Please copy every line of the data in which the string "fully" appears.
[Supplied data — start]
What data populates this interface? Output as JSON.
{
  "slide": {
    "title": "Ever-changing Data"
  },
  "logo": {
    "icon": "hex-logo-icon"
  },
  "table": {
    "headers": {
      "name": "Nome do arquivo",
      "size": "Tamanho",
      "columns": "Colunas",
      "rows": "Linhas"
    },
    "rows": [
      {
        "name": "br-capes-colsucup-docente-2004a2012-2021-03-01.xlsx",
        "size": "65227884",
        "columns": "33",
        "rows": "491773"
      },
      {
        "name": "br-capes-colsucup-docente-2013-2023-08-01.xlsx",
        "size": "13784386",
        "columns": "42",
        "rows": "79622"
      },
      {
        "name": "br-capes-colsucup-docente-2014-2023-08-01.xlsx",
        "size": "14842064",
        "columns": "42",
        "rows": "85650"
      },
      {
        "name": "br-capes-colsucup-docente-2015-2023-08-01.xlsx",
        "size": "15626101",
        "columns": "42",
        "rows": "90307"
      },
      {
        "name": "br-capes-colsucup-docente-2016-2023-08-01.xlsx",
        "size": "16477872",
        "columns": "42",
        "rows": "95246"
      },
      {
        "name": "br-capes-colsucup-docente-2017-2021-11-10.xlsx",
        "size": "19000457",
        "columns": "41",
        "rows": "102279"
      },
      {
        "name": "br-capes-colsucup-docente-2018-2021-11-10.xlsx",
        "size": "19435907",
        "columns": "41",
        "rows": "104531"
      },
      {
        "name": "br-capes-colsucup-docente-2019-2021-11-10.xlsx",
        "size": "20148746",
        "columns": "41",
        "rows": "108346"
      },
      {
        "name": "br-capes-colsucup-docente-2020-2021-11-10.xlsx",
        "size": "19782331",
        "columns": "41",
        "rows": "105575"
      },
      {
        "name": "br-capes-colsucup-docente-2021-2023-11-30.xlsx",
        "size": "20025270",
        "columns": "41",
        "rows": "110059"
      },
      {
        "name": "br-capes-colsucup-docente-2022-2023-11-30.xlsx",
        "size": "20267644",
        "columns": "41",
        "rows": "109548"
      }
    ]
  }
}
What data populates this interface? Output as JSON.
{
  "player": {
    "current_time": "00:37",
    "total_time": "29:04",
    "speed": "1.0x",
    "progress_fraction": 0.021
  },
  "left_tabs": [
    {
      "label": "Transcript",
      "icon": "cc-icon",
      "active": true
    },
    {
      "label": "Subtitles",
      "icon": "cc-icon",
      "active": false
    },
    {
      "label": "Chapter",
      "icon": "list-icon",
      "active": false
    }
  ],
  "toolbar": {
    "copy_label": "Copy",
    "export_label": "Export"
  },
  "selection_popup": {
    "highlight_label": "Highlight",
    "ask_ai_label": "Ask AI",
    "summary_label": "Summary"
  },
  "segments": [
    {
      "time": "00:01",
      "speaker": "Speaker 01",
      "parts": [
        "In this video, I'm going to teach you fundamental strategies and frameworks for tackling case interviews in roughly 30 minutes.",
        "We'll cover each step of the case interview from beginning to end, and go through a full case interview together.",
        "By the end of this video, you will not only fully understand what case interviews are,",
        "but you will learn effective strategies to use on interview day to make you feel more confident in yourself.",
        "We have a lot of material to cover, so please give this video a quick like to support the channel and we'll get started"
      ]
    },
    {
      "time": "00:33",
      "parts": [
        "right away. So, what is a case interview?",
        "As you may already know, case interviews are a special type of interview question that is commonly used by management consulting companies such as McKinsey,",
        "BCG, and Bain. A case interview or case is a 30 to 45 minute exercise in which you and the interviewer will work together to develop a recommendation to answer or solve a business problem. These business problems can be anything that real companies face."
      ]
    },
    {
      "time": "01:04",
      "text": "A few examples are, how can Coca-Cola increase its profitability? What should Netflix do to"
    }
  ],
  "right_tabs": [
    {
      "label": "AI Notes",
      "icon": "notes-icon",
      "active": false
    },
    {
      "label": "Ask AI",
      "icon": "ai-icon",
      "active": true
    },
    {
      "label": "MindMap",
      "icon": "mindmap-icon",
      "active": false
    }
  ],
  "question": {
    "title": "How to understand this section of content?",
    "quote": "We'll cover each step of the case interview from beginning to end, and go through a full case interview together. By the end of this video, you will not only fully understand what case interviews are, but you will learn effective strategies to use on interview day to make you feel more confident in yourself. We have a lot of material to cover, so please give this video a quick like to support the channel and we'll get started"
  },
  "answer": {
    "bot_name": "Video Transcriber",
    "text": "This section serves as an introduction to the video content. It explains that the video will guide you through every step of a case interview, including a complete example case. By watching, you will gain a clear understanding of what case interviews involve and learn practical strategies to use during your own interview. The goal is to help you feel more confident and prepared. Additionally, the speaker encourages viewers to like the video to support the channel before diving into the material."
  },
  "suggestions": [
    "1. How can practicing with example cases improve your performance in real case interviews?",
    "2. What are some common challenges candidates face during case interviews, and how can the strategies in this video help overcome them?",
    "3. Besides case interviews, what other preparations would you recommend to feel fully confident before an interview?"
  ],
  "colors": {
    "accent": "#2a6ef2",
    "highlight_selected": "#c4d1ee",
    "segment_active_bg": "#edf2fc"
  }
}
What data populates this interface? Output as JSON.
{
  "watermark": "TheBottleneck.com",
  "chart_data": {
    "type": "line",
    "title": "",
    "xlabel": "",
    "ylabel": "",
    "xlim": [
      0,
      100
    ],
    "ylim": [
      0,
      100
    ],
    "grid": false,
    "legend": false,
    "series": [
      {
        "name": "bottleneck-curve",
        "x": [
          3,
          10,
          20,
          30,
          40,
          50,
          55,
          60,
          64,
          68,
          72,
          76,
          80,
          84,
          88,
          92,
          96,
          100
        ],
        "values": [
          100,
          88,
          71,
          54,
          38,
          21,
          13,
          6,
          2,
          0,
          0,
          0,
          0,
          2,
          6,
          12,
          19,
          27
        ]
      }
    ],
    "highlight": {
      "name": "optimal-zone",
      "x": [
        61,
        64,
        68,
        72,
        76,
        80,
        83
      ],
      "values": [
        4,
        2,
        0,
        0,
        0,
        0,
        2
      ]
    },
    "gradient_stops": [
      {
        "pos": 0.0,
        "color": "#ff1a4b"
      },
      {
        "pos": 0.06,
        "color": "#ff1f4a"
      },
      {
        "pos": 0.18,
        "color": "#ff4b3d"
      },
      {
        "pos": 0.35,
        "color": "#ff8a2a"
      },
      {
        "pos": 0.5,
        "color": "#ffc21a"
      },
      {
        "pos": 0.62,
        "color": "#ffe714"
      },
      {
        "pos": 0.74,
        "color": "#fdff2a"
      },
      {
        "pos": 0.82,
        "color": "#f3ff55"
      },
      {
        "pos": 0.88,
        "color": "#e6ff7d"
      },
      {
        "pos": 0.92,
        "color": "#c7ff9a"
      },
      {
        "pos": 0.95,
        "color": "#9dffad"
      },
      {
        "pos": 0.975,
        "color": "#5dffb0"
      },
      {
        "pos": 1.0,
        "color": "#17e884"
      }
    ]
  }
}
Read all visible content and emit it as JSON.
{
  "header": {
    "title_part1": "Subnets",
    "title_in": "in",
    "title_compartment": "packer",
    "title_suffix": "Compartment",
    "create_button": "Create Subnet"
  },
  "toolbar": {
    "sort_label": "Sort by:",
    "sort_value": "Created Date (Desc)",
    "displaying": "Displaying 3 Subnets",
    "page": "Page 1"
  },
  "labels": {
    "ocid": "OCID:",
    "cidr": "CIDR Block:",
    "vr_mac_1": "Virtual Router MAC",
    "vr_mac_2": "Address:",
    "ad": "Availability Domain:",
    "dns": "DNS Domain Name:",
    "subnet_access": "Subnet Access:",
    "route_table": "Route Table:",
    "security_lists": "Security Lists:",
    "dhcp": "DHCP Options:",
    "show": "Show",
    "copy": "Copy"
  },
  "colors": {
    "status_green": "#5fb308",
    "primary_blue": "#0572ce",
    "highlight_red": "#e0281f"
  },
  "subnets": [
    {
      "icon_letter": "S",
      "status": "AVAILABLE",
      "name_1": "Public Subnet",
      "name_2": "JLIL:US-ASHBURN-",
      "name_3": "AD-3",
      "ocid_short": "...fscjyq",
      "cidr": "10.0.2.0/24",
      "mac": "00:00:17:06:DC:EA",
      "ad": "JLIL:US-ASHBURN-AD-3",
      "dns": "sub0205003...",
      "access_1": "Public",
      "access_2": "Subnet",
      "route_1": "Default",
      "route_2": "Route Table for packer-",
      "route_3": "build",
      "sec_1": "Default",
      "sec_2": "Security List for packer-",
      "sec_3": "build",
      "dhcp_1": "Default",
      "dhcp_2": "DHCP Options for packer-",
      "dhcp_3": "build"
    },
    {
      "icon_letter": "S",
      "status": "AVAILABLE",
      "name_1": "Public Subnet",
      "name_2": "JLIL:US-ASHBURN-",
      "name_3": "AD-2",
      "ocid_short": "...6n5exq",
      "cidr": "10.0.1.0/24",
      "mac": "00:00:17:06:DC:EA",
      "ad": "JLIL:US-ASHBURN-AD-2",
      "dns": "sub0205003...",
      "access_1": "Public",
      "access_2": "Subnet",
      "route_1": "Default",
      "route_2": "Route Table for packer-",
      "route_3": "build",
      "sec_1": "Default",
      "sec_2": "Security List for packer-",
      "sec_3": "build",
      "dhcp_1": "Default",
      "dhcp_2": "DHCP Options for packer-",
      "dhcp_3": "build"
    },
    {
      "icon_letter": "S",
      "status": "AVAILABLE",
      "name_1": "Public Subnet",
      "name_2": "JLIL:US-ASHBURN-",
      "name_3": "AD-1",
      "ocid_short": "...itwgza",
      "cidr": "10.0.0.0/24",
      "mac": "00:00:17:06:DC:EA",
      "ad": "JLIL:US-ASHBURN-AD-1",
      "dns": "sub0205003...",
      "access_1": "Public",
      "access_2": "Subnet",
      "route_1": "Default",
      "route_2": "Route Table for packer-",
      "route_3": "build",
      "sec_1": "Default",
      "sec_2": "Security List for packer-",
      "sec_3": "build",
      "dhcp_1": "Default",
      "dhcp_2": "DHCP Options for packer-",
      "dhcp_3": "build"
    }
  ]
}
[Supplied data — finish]
> [Solution for this exercise]:
        "By the end of this video, you will not only fully understand what case interviews are,",
    "quote": "We'll cover each step of the case interview from beginning to end, and go through a full case interview together. By the end of this video, you will not only fully understand what case interviews are, but you will learn effective strategies to use on interview day to make you feel more confident in yourself. We have a lot of material to cover, so please give this video a quick like to support the channel and we'll get started"
    "3. Besides case interviews, what other preparations would you recommend to feel fully confident before an interview?"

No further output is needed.